◆ **DATASET ENTRIES**:
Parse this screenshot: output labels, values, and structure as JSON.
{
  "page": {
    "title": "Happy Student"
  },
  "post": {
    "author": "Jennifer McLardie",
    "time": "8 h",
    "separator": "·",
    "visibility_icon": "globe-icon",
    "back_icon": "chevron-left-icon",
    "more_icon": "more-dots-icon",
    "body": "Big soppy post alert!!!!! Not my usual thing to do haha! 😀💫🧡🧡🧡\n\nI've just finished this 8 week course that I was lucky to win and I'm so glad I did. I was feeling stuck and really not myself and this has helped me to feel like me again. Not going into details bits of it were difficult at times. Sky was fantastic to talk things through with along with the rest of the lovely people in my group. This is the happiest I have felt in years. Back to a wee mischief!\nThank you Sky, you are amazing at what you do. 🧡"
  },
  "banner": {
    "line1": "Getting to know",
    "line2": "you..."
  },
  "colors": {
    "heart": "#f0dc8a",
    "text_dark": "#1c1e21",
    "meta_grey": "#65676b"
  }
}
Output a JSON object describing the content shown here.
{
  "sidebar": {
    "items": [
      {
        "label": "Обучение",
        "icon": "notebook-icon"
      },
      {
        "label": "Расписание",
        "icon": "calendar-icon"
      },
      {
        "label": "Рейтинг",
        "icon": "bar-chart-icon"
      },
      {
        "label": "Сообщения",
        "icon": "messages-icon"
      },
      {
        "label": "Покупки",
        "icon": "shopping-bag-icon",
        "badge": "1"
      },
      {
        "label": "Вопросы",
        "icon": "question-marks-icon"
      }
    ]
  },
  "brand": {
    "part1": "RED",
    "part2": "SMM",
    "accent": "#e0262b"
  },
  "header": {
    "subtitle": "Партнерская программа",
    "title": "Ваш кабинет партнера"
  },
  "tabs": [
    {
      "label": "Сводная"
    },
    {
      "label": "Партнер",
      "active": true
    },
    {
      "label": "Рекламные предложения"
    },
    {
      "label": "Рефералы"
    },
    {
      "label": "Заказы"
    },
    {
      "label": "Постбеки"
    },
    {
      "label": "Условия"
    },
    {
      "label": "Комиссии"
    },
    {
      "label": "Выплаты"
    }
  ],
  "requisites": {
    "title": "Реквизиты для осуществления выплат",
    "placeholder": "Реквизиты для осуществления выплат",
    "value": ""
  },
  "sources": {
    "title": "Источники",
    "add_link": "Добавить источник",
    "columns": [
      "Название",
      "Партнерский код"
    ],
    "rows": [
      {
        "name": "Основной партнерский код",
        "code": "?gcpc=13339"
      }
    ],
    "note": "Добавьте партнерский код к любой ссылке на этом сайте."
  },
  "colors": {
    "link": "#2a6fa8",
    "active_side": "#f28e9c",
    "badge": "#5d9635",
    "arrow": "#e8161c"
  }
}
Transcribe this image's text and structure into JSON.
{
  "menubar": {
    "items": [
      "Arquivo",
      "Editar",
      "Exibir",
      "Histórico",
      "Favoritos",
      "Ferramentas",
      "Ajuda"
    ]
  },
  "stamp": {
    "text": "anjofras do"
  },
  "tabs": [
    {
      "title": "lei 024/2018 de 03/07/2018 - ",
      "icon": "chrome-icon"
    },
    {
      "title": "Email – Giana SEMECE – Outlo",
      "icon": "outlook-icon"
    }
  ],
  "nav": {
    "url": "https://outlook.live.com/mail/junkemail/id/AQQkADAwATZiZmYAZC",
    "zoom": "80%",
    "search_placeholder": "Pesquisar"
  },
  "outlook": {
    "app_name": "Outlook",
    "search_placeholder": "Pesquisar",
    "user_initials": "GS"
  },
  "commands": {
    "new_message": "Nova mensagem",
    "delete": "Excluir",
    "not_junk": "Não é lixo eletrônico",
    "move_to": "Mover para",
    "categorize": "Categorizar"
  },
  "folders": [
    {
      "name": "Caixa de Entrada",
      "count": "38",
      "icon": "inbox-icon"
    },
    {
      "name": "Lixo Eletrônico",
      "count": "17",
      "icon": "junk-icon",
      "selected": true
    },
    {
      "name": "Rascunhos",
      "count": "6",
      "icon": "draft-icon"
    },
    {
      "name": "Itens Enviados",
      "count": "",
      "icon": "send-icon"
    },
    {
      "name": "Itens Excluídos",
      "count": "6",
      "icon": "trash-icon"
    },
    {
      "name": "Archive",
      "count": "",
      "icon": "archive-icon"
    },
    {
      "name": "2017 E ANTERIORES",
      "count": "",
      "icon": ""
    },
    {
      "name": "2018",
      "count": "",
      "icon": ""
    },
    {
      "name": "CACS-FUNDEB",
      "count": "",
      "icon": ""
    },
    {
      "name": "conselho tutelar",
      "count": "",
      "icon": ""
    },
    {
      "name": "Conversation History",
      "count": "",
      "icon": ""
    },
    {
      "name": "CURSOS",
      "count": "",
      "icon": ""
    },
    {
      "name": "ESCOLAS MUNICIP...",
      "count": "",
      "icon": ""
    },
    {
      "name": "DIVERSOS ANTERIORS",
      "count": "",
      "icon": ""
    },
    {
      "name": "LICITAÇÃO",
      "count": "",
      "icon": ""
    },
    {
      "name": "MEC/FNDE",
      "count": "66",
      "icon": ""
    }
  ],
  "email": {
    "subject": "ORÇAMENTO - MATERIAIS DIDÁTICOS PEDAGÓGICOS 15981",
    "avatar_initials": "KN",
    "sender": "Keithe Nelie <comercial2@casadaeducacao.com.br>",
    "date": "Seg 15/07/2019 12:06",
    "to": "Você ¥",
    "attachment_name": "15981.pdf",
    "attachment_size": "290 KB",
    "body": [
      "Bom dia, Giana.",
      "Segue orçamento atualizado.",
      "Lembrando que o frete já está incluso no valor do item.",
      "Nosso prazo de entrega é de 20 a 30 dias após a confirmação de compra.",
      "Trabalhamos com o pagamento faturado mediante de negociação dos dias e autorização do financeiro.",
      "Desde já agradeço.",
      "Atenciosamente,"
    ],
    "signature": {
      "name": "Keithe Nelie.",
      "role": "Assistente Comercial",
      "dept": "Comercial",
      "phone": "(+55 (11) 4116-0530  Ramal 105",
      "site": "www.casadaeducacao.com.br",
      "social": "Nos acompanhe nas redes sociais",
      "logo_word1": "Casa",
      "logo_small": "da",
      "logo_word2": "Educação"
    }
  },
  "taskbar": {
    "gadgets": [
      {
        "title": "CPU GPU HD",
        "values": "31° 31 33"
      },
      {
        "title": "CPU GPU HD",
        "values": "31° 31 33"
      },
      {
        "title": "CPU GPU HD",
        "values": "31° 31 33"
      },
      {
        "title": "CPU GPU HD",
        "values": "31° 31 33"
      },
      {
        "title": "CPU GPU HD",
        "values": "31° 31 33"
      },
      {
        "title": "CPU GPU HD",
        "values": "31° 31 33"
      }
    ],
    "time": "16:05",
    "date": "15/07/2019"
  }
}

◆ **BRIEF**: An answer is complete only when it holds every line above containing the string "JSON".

◆ **EXERCISE RESPONSE**:
Parse this screenshot: output labels, values, and structure as JSON.
Output a JSON object describing the content shown here.
Transcribe this image's text and structure into JSON.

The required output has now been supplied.